Restating the records exactly is the whole task.

*** DATA ***

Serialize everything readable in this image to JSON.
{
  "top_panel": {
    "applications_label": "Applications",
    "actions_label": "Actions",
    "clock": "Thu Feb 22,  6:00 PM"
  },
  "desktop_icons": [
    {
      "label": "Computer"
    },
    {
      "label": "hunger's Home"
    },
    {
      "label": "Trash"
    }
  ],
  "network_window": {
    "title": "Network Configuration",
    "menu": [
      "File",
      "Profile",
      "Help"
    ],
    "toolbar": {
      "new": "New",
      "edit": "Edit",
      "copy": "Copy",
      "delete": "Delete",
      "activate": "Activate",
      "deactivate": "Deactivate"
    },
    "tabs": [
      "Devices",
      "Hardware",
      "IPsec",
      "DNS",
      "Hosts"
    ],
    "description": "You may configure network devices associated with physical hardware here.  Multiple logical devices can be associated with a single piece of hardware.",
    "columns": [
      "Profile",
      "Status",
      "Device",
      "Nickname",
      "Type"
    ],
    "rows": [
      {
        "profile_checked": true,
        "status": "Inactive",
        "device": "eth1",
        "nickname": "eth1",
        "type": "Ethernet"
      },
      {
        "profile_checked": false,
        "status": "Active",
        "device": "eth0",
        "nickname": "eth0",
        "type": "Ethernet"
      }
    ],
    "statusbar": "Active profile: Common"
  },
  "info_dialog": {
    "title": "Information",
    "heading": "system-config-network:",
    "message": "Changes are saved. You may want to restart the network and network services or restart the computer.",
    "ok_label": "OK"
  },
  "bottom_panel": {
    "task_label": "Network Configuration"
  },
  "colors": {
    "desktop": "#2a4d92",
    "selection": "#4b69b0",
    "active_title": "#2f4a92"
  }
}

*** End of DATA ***

• _REPLY TO THE TASK_
Serialize everything readable in this image to JSON.
{
  "top_panel": {
    "applications_label": "Applications",
    "actions_label": "Actions",
    "clock": "Thu Feb 22,  6:00 PM"
  },
  "desktop_icons": [
    {
      "label": "Computer"
    },
    {
      "label": "hunger's Home"
    },
    {
      "label": "Trash"
    }
  ],
  "network_window": {
    "title": "Network Configuration",
    "menu": [
      "File",
      "Profile",
      "Help"
    ],
    "toolbar": {
      "new": "New",
      "edit": "Edit",
      "copy": "Copy",
      "delete": "Delete",
      "activate": "Activate",
      "deactivate": "Deactivate"
    },
    "tabs": [
      "Devices",
      "Hardware",
      "IPsec",
      "DNS",
      "Hosts"
    ],
    "description": "You may configure network devices associated with physical hardware here.  Multiple logical devices can be associated with a single piece of hardware.",
    "columns": [
      "Profile",
      "Status",
      "Device",
      "Nickname",
      "Type"
    ],
    "rows": [
      {
        "profile_checked": true,
        "status": "Inactive",
        "device": "eth1",
        "nickname": "eth1",
        "type": "Ethernet"
      },
      {
        "profile_checked": false,
        "status": "Active",
        "device": "eth0",
        "nickname": "eth0",
        "type": "Ethernet"
      }
    ],
    "statusbar": "Active profile: Common"
  },
  "info_dialog": {
    "title": "Information",
    "heading": "system-config-network:",
    "message": "Changes are saved. You may want to restart the network and network services or restart the computer.",
    "ok_label": "OK"
  },
  "bottom_panel": {
    "task_label": "Network Configuration"
  },
  "colors": {
    "desktop": "#2a4d92",
    "selection": "#4b69b0",
    "active_title": "#2f4a92"
  }
}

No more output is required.